China has said it will step up the fight against copyright piracy. The country's top trade official also blamed a growing trade surplus on U.S. restrictions of high-technology exports. President Hu Jintao is preparing to visit the United States, where trade is expected to be high on the agenda.
China vowed to increase efforts to protect intellectual property rights, which are routinely violated in the country. Chinese officials said the government will open enforcement offices in 50 cities to handle piracy complaints and to raise awareness of the need to protect intellectual property.
The announcement comes just ahead of President Hu Jintao's visit to the United States, where analysts expect China's growing trade surplus and piracy to be discussed.
Commerce Minister Bo Xilai says the government is working hard to fight piracy and rejects suggestions that China's copyright infringements were causing a growing trade surplus. Bo says he thinks it is more likely that U.S. restrictions on high-technology exports, rather than intellectual property infringements, influenced the trade surplus.
The U.S. government restricts many high-tech exports to China because of security concerns.
The United States says China last year ran a trade surplus of $202 billion. The Chinese government said its March trade surplus with the world nearly doubled from the year before - to just over $11 billion.
In markets across China it is possible to find shops selling pirated copies of the latest Hollywood movies, as well as fake U.S. goods ranging from cosmetics, to car parts to designer clothes. U.S. companies say they lose tens of billions of dollars a year because of pirating in China.
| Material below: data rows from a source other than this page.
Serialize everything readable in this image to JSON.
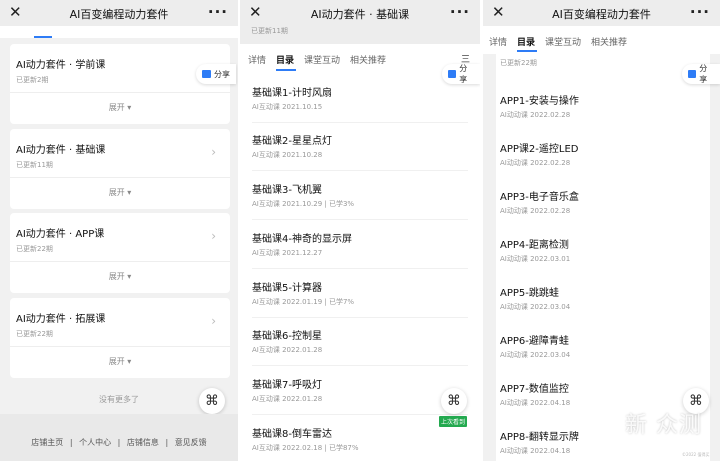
{
  "panel1": {
    "title": "AI百变编程动力套件",
    "close": "✕",
    "more": "···",
    "share": "分享",
    "courses": [
      {
        "title": "AI动力套件 · 学前课",
        "sub": "已更新2期",
        "expand": "展开 ▾"
      },
      {
        "title": "AI动力套件 · 基础课",
        "sub": "已更新11期",
        "expand": "展开 ▾"
      },
      {
        "title": "AI动力套件 · APP课",
        "sub": "已更新22期",
        "expand": "展开 ▾"
      },
      {
        "title": "AI动力套件 · 拓展课",
        "sub": "已更新22期",
        "expand": "展开 ▾"
      }
    ],
    "no_more": "没有更多了",
    "footer": [
      "店铺主页",
      "个人中心",
      "店铺信息",
      "意见反馈"
    ],
    "footer_sep": "|"
  },
  "panel2": {
    "title": "AI动力套件 · 基础课",
    "close": "✕",
    "more": "···",
    "updated": "已更新11期",
    "share": "分享",
    "tabs": [
      "详情",
      "目录",
      "课堂互动",
      "相关推荐"
    ],
    "tabs_icon": "三",
    "last_seen": "上次看到",
    "lessons": [
      {
        "title": "基础课1-计时风扇",
        "meta": "AI互动课  2021.10.15"
      },
      {
        "title": "基础课2-星星点灯",
        "meta": "AI互动课  2021.10.28"
      },
      {
        "title": "基础课3-飞机翼",
        "meta": "AI互动课  2021.10.29  |  已学3%"
      },
      {
        "title": "基础课4-神奇的显示屏",
        "meta": "AI互动课  2021.12.27"
      },
      {
        "title": "基础课5-计算器",
        "meta": "AI互动课  2022.01.19  |  已学7%"
      },
      {
        "title": "基础课6-控制星",
        "meta": "AI互动课  2022.01.28"
      },
      {
        "title": "基础课7-呼吸灯",
        "meta": "AI互动课  2022.01.28"
      },
      {
        "title": "基础课8-倒车雷达",
        "meta": "AI互动课  2022.02.18  |  已学87%"
      }
    ]
  },
  "panel3": {
    "title": "AI百变编程动力套件",
    "close": "✕",
    "more": "···",
    "updated": "已更新22期",
    "share": "分享",
    "tabs": [
      "详情",
      "目录",
      "课堂互动",
      "相关推荐"
    ],
    "lessons": [
      {
        "title": "APP1-安装与操作",
        "meta": "AI动动课  2022.02.28"
      },
      {
        "title": "APP课2-遥控LED",
        "meta": "AI动动课  2022.02.28"
      },
      {
        "title": "APP3-电子音乐盒",
        "meta": "AI动动课  2022.02.28"
      },
      {
        "title": "APP4-距离检测",
        "meta": "AI动动课  2022.03.01"
      },
      {
        "title": "APP5-跳跳蛙",
        "meta": "AI动动课  2022.03.04"
      },
      {
        "title": "APP6-避障青蛙",
        "meta": "AI动动课  2022.03.04"
      },
      {
        "title": "APP7-数值监控",
        "meta": "AI动动课  2022.04.18"
      },
      {
        "title": "APP8-翻转显示牌",
        "meta": "AI动动课  2022.04.18"
      }
    ],
    "watermark": "新 众测",
    "wm_small": "©2022 值得买"
  },
  "fab_icon": "⌘",
  "colors": {
    "accent": "#2e7cf6",
    "badge": "#23a94f"
  }
}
Bo said protecting intellectual property rights is necessary for China's economic development and not because of foreign pressure.
President Hu Jintao heads to the United States April 18. He will visit the West Coast city of Seattle, give a speech at Yale University on the East Coast and meet with President Bush in Washington.